- Parents/caregivers should monitor the type of content children watch, read or listen to. In addition to monitoring, they should further discuss what they are learning from these programs and perhaps develop a good relationship with them.
- National media campaigns should be used to promote low-risk sexual activities; this strategy is significant in France, the Netherlands and Germany.
- Male adolescents should be counseled about sexual health, risky behaviors, STIs and condom use as well as about different methods of contraception and postcoital contraception.
- Rapists and all other sexual crimes against girls and young women should be heavily condemned and highly punished by strong laws and long-term imprisonment.
- Parents and caregivers should know and stay updated on their children’s activities. They should get acquainted with the children’s friends and family. They, however, should talk to their friends to find the values they uphold.
Preventing teenage pregnancy has very many factors to it and they are all important because research shows that it can have adverse long-term consequences on society, health and the economy that include medical issues or complications during and after pregnancy. Adolescent mothers face higher risks of eclampsia, puerperal endometritis and systemic infections whereas their babies face higher risks of low birth weight, preterm birth and severe neonatal conditions.

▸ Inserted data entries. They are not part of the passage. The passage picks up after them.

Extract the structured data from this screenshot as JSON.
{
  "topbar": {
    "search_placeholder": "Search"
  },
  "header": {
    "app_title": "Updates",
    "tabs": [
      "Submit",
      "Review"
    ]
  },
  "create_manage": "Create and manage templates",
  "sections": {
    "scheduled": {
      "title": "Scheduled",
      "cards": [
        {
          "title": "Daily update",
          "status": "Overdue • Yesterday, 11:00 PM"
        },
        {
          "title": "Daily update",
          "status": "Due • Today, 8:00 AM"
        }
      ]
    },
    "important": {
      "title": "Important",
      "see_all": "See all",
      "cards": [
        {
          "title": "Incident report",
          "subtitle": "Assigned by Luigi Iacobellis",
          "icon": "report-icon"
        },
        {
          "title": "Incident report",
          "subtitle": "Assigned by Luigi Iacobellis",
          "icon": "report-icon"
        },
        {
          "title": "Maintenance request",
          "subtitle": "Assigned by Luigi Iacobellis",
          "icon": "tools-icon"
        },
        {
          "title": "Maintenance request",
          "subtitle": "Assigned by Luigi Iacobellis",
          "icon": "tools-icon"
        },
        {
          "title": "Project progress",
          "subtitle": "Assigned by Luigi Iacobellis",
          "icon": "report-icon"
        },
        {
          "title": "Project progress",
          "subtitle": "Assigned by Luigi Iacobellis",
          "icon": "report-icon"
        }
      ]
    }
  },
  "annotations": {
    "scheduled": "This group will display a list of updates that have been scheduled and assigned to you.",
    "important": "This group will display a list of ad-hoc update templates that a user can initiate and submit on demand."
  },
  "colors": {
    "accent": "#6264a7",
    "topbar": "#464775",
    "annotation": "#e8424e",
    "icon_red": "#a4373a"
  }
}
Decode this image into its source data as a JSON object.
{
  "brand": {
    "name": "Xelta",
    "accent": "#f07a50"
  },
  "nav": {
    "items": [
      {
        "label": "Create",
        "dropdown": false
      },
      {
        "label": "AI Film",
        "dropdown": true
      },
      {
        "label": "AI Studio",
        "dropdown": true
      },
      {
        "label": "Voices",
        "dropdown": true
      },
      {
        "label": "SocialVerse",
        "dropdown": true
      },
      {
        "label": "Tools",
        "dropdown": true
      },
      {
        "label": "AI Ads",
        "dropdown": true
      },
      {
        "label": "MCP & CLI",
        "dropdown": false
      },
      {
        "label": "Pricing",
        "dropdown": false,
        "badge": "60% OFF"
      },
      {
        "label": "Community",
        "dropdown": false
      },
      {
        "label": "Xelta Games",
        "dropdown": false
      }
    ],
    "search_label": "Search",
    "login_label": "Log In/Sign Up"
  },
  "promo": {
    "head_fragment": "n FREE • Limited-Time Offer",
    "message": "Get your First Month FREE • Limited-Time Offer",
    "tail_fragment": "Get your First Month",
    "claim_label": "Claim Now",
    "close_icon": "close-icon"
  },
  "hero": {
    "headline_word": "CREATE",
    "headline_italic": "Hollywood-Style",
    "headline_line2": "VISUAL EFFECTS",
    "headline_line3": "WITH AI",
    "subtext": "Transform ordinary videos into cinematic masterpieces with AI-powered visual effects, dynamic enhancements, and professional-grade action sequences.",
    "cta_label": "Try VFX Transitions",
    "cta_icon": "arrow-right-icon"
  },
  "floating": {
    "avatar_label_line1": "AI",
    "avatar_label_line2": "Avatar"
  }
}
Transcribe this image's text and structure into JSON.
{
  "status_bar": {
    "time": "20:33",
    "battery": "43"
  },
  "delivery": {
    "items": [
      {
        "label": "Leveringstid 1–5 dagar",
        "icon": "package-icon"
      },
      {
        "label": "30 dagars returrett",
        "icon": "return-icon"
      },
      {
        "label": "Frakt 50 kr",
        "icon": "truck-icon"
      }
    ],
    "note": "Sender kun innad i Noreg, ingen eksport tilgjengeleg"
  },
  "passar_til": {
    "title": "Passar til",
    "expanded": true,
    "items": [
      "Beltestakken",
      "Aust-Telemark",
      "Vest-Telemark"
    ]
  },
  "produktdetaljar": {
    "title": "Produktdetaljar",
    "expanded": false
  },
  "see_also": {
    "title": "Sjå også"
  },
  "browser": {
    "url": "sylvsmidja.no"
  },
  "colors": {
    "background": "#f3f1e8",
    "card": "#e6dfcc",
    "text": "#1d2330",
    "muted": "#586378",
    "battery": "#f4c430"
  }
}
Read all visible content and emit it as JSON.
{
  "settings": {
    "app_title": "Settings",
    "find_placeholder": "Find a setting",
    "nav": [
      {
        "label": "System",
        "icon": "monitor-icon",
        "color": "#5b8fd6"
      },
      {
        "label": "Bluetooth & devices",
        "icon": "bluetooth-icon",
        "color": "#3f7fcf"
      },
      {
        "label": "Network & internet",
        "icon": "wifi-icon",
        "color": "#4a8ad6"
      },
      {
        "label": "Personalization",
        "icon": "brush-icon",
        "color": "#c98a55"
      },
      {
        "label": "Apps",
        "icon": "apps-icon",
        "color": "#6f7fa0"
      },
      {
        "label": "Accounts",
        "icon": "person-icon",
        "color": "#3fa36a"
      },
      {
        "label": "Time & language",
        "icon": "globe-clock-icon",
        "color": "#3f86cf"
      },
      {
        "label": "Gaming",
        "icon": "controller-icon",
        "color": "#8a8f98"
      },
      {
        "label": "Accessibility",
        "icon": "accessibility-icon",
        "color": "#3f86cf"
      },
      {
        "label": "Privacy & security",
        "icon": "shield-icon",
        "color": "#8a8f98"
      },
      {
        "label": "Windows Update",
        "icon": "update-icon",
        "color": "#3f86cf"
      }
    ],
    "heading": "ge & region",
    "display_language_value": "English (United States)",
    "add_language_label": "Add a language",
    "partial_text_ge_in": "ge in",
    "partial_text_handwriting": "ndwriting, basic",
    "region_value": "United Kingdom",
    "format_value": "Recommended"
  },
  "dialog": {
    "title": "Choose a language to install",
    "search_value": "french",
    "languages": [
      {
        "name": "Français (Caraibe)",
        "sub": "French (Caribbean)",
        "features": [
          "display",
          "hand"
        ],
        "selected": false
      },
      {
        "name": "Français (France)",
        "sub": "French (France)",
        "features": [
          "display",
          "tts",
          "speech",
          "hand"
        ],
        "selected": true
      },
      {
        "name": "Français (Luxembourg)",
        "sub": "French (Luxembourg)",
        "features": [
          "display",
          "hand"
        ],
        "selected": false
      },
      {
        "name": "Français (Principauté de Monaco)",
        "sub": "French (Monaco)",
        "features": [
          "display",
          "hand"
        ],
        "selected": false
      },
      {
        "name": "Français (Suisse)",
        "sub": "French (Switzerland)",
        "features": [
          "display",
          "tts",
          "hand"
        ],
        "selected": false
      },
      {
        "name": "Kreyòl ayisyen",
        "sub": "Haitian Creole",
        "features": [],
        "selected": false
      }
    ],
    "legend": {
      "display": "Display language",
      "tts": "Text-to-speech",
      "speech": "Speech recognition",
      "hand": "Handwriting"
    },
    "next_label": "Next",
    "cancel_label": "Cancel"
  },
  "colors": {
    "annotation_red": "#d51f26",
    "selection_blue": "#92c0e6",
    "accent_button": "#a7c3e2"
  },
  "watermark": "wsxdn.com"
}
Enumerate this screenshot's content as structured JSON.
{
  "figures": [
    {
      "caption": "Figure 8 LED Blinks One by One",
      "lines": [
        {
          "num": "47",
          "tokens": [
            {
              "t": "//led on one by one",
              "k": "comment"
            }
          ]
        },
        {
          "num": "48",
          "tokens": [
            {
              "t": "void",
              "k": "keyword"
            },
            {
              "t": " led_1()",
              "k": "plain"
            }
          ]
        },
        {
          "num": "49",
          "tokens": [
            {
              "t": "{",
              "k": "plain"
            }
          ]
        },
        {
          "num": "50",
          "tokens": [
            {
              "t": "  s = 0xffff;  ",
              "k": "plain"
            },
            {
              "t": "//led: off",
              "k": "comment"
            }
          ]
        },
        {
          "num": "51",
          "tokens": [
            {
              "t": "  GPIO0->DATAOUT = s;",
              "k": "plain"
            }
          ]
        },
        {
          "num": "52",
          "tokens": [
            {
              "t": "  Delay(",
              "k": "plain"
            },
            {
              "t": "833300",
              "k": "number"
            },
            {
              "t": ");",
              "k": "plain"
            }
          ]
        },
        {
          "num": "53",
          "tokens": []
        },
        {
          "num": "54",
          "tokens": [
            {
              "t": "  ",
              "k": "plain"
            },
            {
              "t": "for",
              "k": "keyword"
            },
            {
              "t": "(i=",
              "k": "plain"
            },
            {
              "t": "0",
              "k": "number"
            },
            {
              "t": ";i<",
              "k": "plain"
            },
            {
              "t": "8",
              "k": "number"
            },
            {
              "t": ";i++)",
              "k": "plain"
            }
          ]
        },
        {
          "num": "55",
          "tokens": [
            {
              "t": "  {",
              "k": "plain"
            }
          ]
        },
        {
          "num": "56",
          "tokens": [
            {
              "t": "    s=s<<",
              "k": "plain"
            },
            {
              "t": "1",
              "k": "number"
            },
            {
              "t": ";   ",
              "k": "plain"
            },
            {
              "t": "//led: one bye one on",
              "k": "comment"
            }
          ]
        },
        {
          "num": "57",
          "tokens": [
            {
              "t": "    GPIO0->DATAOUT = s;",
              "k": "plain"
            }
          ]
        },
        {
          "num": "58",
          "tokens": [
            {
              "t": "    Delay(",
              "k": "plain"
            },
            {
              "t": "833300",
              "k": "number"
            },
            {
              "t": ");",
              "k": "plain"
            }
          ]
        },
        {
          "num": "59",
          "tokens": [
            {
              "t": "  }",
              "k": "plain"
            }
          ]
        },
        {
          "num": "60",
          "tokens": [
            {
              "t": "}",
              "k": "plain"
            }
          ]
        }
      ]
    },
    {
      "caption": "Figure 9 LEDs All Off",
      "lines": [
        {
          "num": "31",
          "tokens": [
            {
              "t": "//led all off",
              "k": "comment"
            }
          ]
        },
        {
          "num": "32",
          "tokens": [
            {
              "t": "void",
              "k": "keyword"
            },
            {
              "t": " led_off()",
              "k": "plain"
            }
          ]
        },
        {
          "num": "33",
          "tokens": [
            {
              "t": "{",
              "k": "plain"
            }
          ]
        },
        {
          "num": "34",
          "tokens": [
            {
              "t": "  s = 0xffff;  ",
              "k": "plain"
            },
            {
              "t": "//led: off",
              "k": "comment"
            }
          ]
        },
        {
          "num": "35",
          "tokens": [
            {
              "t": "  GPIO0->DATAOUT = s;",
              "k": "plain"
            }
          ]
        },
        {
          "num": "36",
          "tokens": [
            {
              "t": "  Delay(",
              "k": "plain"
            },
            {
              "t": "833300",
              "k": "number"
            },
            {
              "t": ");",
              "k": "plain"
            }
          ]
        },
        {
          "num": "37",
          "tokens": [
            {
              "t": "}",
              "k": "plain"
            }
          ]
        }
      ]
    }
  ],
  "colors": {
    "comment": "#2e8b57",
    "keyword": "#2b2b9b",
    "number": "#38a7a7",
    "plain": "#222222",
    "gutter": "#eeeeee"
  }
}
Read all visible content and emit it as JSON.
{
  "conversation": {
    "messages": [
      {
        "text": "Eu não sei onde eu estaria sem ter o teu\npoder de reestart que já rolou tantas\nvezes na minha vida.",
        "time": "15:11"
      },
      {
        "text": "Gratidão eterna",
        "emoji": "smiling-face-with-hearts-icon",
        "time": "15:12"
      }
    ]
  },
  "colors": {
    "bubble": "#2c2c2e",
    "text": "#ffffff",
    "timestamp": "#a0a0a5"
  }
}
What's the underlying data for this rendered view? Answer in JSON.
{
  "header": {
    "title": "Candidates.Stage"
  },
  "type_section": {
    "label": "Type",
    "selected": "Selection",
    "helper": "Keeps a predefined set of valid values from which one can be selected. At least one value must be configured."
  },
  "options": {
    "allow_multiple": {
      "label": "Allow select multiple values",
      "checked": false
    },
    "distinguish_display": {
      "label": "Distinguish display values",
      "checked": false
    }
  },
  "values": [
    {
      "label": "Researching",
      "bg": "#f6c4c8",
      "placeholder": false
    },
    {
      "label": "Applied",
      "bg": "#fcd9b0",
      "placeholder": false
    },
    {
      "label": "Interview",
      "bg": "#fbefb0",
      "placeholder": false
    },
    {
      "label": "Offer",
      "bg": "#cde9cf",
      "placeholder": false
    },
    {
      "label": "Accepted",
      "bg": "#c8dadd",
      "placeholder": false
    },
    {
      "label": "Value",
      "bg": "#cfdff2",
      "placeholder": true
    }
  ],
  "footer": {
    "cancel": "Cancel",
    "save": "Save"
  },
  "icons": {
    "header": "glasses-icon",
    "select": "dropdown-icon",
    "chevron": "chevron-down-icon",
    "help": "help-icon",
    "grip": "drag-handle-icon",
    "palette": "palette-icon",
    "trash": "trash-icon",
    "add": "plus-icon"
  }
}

In addition to the above, these teen moms go through severe mental health condition that include:
- A difficulty bonding with their own babies
- Overwhelming fatigue
- Feelings of worthlessness
- Panic attacks
- Thoughts about harming the baby
- Suicidal thoughts escalates
- Higher rates of postpartum depressions and baby blues
- Trouble eating caused by skipping meals, dieting, food faddism and snacking
- They no longer find joy in activities the way they once did.
Young moms face excess stress as a result of sleepless nights, arranging childcare, making doctor’s appointments as well as attempting to finish high school.
Other key consequences include low educational achievement by the teen mother, reduced earning hence perpetrating poverty, economic stress, suicidal isolations (she feels judged and stigmatized) among others.
The WHO works with partners to advocate for attention to adolescents, to build the evidence and epidemiologic base for action, develop and test program support tools, building capacity and pilot initiatives in the small but growing number of countries that has recognized the need to address adolescent’s sexual and reproductive health. As a result of these efforts, adolescent health has moved to the center of the global health and development agenda. All these countries within or outside the UN has to address this effectively in the context of their respective national programs. NGOs have, however, in a number of countries led the effort. In other countries, the governments are taking the leading putting in place large-scale programs. They challenge and inspire other countries to do what is doable and urgently should be done. All these strategies and interventions related to teenage pregnancy have focused on pregnancy prevention. However, there is growing attention being paid to improve access to and quality of maternal care for pregnant adolescents.
To conclude this, society has to acknowledge that teenagers play an important role. Their well-being and education should be ensured since they have the potential to influence the country. Therefore, communities and families should work together to develop effective methods to curb teen pregnancies, lest they disrupt their education, careers, families and the nation at large.